Top of RECORDS FOR THE EXERCISE

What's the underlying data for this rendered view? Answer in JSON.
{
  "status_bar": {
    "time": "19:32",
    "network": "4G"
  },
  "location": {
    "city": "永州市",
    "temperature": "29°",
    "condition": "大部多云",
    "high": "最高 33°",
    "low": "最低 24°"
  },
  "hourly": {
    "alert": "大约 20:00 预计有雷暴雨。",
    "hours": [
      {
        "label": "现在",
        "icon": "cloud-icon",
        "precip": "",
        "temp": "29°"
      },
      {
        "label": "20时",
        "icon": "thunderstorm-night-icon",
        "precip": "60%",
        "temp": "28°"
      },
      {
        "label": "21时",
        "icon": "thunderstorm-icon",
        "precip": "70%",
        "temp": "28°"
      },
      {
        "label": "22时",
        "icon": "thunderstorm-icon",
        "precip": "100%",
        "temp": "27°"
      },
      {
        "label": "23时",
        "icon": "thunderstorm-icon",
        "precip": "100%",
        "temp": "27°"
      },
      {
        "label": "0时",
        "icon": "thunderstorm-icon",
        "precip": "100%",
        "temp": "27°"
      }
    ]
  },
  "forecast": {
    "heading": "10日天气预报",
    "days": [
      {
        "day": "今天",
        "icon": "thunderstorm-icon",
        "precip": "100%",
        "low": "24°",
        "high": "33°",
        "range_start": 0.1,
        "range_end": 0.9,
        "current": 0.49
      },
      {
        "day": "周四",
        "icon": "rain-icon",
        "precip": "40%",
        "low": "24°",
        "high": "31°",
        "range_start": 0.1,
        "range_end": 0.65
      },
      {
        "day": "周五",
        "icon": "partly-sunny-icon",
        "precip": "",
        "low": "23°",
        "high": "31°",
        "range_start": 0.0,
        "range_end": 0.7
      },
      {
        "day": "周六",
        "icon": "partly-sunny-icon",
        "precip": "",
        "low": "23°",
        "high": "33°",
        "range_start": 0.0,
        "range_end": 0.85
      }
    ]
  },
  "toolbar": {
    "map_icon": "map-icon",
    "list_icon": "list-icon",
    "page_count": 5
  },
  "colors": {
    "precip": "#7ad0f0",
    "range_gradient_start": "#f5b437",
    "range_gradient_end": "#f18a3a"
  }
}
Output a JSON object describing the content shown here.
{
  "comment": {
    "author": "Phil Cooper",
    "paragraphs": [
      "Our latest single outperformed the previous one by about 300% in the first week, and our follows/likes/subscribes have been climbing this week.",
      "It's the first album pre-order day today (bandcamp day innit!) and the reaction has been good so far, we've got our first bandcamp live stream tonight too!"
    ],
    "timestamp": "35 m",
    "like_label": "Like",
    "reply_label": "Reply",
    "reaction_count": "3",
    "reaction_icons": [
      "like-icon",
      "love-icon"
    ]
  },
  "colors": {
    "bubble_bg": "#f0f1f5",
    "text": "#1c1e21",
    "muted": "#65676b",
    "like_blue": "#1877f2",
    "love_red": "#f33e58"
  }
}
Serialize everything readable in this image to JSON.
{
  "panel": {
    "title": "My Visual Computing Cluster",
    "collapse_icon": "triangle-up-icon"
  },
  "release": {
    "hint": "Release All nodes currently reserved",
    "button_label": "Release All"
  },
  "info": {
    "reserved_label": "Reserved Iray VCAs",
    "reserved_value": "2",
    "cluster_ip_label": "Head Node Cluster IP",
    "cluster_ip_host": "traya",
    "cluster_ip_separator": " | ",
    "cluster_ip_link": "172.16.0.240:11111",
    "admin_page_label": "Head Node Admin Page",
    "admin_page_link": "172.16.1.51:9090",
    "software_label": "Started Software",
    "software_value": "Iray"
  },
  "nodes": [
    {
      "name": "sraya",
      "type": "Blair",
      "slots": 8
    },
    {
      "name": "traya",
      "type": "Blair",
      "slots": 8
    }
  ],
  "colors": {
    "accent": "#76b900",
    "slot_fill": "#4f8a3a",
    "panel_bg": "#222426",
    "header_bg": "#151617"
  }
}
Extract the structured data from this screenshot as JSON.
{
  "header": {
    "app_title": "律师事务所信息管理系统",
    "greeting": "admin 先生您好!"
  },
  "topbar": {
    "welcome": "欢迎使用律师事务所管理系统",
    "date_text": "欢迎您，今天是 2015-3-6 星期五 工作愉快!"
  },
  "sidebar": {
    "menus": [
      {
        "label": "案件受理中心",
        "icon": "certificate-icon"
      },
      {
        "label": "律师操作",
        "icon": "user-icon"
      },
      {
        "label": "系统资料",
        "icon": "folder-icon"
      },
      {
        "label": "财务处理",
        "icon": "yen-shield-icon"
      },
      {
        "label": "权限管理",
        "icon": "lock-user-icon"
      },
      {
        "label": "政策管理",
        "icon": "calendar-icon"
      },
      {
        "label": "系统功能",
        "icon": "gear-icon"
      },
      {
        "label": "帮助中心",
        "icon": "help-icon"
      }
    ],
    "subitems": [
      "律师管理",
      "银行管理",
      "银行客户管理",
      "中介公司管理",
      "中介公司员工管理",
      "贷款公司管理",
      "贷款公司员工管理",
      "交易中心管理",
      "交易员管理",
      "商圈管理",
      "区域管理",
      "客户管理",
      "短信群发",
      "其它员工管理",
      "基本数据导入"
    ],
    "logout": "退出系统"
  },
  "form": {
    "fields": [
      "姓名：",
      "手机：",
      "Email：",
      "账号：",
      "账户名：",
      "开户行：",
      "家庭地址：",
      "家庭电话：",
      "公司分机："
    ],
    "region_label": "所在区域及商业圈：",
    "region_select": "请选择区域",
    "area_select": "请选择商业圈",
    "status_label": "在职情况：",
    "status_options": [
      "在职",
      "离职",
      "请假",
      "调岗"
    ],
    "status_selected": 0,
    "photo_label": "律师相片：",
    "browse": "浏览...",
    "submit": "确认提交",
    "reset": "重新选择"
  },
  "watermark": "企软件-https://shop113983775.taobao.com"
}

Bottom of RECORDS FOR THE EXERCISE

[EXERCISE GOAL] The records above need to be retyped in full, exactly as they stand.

[ANSWER TO THE PROBLEM]
What's the underlying data for this rendered view? Answer in JSON.
{
  "status_bar": {
    "time": "19:32",
    "network": "4G"
  },
  "location": {
    "city": "永州市",
    "temperature": "29°",
    "condition": "大部多云",
    "high": "最高 33°",
    "low": "最低 24°"
  },
  "hourly": {
    "alert": "大约 20:00 预计有雷暴雨。",
    "hours": [
      {
        "label": "现在",
        "icon": "cloud-icon",
        "precip": "",
        "temp": "29°"
      },
      {
        "label": "20时",
        "icon": "thunderstorm-night-icon",
        "precip": "60%",
        "temp": "28°"
      },
      {
        "label": "21时",
        "icon": "thunderstorm-icon",
        "precip": "70%",
        "temp": "28°"
      },
      {
        "label": "22时",
        "icon": "thunderstorm-icon",
        "precip": "100%",
        "temp": "27°"
      },
      {
        "label": "23时",
        "icon": "thunderstorm-icon",
        "precip": "100%",
        "temp": "27°"
      },
      {
        "label": "0时",
        "icon": "thunderstorm-icon",
        "precip": "100%",
        "temp": "27°"
      }
    ]
  },
  "forecast": {
    "heading": "10日天气预报",
    "days": [
      {
        "day": "今天",
        "icon": "thunderstorm-icon",
        "precip": "100%",
        "low": "24°",
        "high": "33°",
        "range_start": 0.1,
        "range_end": 0.9,
        "current": 0.49
      },
      {
        "day": "周四",
        "icon": "rain-icon",
        "precip": "40%",
        "low": "24°",
        "high": "31°",
        "range_start": 0.1,
        "range_end": 0.65
      },
      {
        "day": "周五",
        "icon": "partly-sunny-icon",
        "precip": "",
        "low": "23°",
        "high": "31°",
        "range_start": 0.0,
        "range_end": 0.7
      },
      {
        "day": "周六",
        "icon": "partly-sunny-icon",
        "precip": "",
        "low": "23°",
        "high": "33°",
        "range_start": 0.0,
        "range_end": 0.85
      }
    ]
  },
  "toolbar": {
    "map_icon": "map-icon",
    "list_icon": "list-icon",
    "page_count": 5
  },
  "colors": {
    "precip": "#7ad0f0",
    "range_gradient_start": "#f5b437",
    "range_gradient_end": "#f18a3a"
  }
}
Output a JSON object describing the content shown here.
{
  "comment": {
    "author": "Phil Cooper",
    "paragraphs": [
      "Our latest single outperformed the previous one by about 300% in the first week, and our follows/likes/subscribes have been climbing this week.",
      "It's the first album pre-order day today (bandcamp day innit!) and the reaction has been good so far, we've got our first bandcamp live stream tonight too!"
    ],
    "timestamp": "35 m",
    "like_label": "Like",
    "reply_label": "Reply",
    "reaction_count": "3",
    "reaction_icons": [
      "like-icon",
      "love-icon"
    ]
  },
  "colors": {
    "bubble_bg": "#f0f1f5",
    "text": "#1c1e21",
    "muted": "#65676b",
    "like_blue": "#1877f2",
    "love_red": "#f33e58"
  }
}
Serialize everything readable in this image to JSON.
{
  "panel": {
    "title": "My Visual Computing Cluster",
    "collapse_icon": "triangle-up-icon"
  },
  "release": {
    "hint": "Release All nodes currently reserved",
    "button_label": "Release All"
  },
  "info": {
    "reserved_label": "Reserved Iray VCAs",
    "reserved_value": "2",
    "cluster_ip_label": "Head Node Cluster IP",
    "cluster_ip_host": "traya",
    "cluster_ip_separator": " | ",
    "cluster_ip_link": "172.16.0.240:11111",
    "admin_page_label": "Head Node Admin Page",
    "admin_page_link": "172.16.1.51:9090",
    "software_label": "Started Software",
    "software_value": "Iray"
  },
  "nodes": [
    {
      "name": "sraya",
      "type": "Blair",
      "slots": 8
    },
    {
      "name": "traya",
      "type": "Blair",
      "slots": 8
    }
  ],
  "colors": {
    "accent": "#76b900",
    "slot_fill": "#4f8a3a",
    "panel_bg": "#222426",
    "header_bg": "#151617"
  }
}
Extract the structured data from this screenshot as JSON.
{
  "header": {
    "app_title": "律师事务所信息管理系统",
    "greeting": "admin 先生您好!"
  },
  "topbar": {
    "welcome": "欢迎使用律师事务所管理系统",
    "date_text": "欢迎您，今天是 2015-3-6 星期五 工作愉快!"
  },
  "sidebar": {
    "menus": [
      {
        "label": "案件受理中心",
        "icon": "certificate-icon"
      },
      {
        "label": "律师操作",
        "icon": "user-icon"
      },
      {
        "label": "系统资料",
        "icon": "folder-icon"
      },
      {
        "label": "财务处理",
        "icon": "yen-shield-icon"
      },
      {
        "label": "权限管理",
        "icon": "lock-user-icon"
      },
      {
        "label": "政策管理",
        "icon": "calendar-icon"
      },
      {
        "label": "系统功能",
        "icon": "gear-icon"
      },
      {
        "label": "帮助中心",
        "icon": "help-icon"
      }
    ],
    "subitems": [
      "律师管理",
      "银行管理",
      "银行客户管理",
      "中介公司管理",
      "中介公司员工管理",
      "贷款公司管理",
      "贷款公司员工管理",
      "交易中心管理",
      "交易员管理",
      "商圈管理",
      "区域管理",
      "客户管理",
      "短信群发",
      "其它员工管理",
      "基本数据导入"
    ],
    "logout": "退出系统"
  },
  "form": {
    "fields": [
      "姓名：",
      "手机：",
      "Email：",
      "账号：",
      "账户名：",
      "开户行：",
      "家庭地址：",
      "家庭电话：",
      "公司分机："
    ],
    "region_label": "所在区域及商业圈：",
    "region_select": "请选择区域",
    "area_select": "请选择商业圈",
    "status_label": "在职情况：",
    "status_options": [
      "在职",
      "离职",
      "请假",
      "调岗"
    ],
    "status_selected": 0,
    "photo_label": "律师相片：",
    "browse": "浏览...",
    "submit": "确认提交",
    "reset": "重新选择"
  },
  "watermark": "企软件-https://shop113983775.taobao.com"
}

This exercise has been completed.